The soft option is to pursue a benign approach to inflation control, which would allow the real-terms significance of government debt to erode over time. In normal circumstances, investors would not tolerate this because ultimately, they would be bearing the cost of such depreciation. However, central banks are now the primary investors in government debt and are likely to be a more willing recipient of this effect. Nevertheless, in the short to medium term inflation is unlikely to provide governments with a helping hand. If anything, the risk of deflation lose looms.
The tough option is less palatable because it requires an increase in government revenue through taxation. Although tax rises too soon might have a counterproductive effect, there is likely to be a political appetite for increasing the tax burden on those of greater means.
We should expect that a combination of the two options will be used, with the relationship between them changing over time. However, the urge to increase taxes will be strong. The technical reason is that as inflationary pressures eventually build, central banks will have less freedom to follow the traditional pathway of increasing interest rates. If this happened, governments could not afford to service the huge debts that are accruing. The likely tool used in future to suppress inflation is therefore taxation.

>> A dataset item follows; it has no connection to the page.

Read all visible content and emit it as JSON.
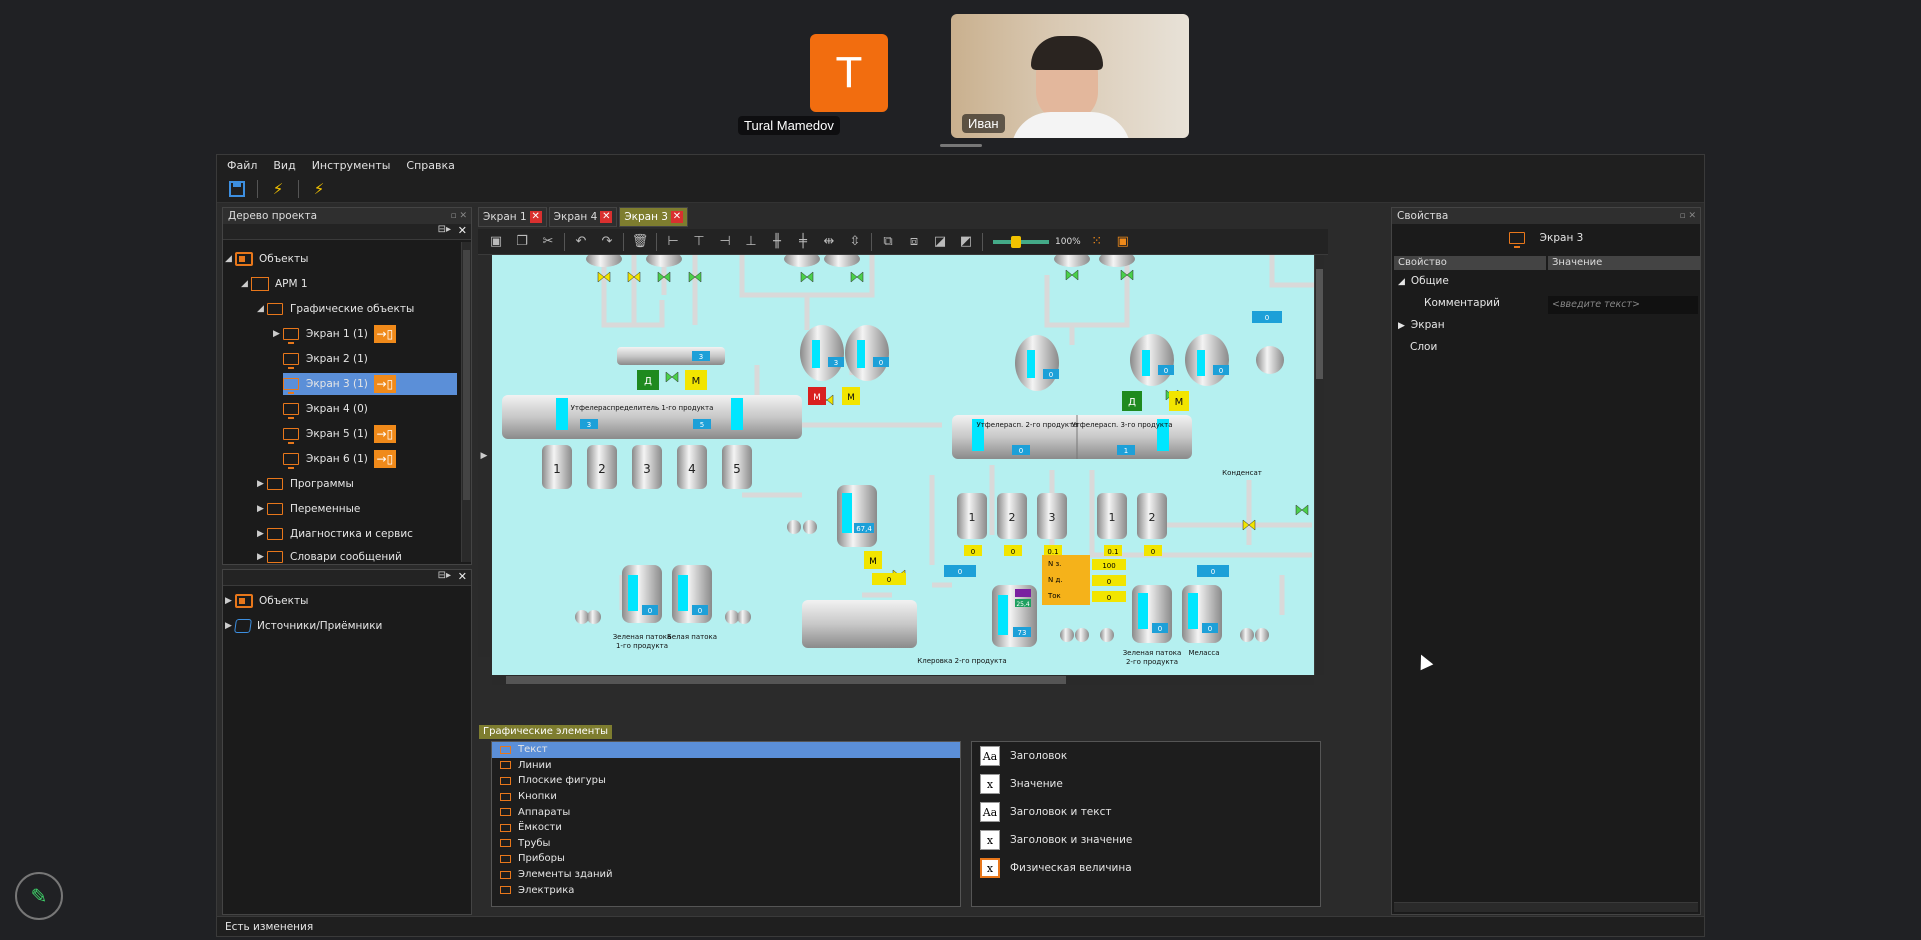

My expectation is that capital taxes are most likely to become heavier. Governments need economies to start growing again and taxing existing wealth provides less of a disincentive than taxing the creation of wealth. Furthermore, there might well be an argument, from the perspective of fairness that those who already own assets will benefit disproportionately from the financial repression that will inevitably result from central bank policy. In other words, it will be the same as experienced in the aftermath of the financial crisis. Central banks print money to provide liquidity and support economies and the creation of this additional money inflates the value of existing assets so that those who already have receive more and those who do not have are left further behind.
I doubt that the electorate here and in other developed world countries will tolerate this without some form of retribution via the tax system. The popular demand for change could radicalise politics much more than the financial crisis and I am reminded of a quote from Benjamin Franklin – democracy is two wolves and a lamb voting on what’s for dinner.
Capital gains tax, inheritance tax and council tax for high value properties could well rise substantially. Some form of tax on overall wealth is also a strong possibility, particularly as increasing digitalisation of information would make this easier for government to administer and police.
You might be wondering why, if the economic and fiscal outlook is so depressing, financial markets produced a strong recovery in April. The reason is that financial markets are benefiting from the significant financial stimulus provided by central banks. Although the money they create is targeted at government bonds to keep government borrowing costs down, it causes a degree of displacement, pushing money into other assets such as shares and corporate bonds. It is true that the short-term prospects for many companies are not good, but investors are hoping that things will return to normal over the next few years and although investment returns might be lower, they will still be a better prospect than cash or bonds, on which interest rates are likely to supressed for a decade or more.
I am pleased to report that having weathered the storm in February and March, PMW client portfolios have participated strongly in April’s recovery. We remain confident that we are following the correct approach, which is generally cautious and highly diversified and if there is any urgent action that we believe our clients should take, you should be sure that we will be in touch directly.
I think that we are some way off being able to celebrate a sustainable curtailment of the coronavirus but I am confident that science will eventually prevail. In the meantime, let’s remember from, a UK perspective, the significant victory 75 years ago that ultimately delivered peace and prosperity for the generations that followed.
Enjoyed reading this article? Submit your email to receive more articles like this.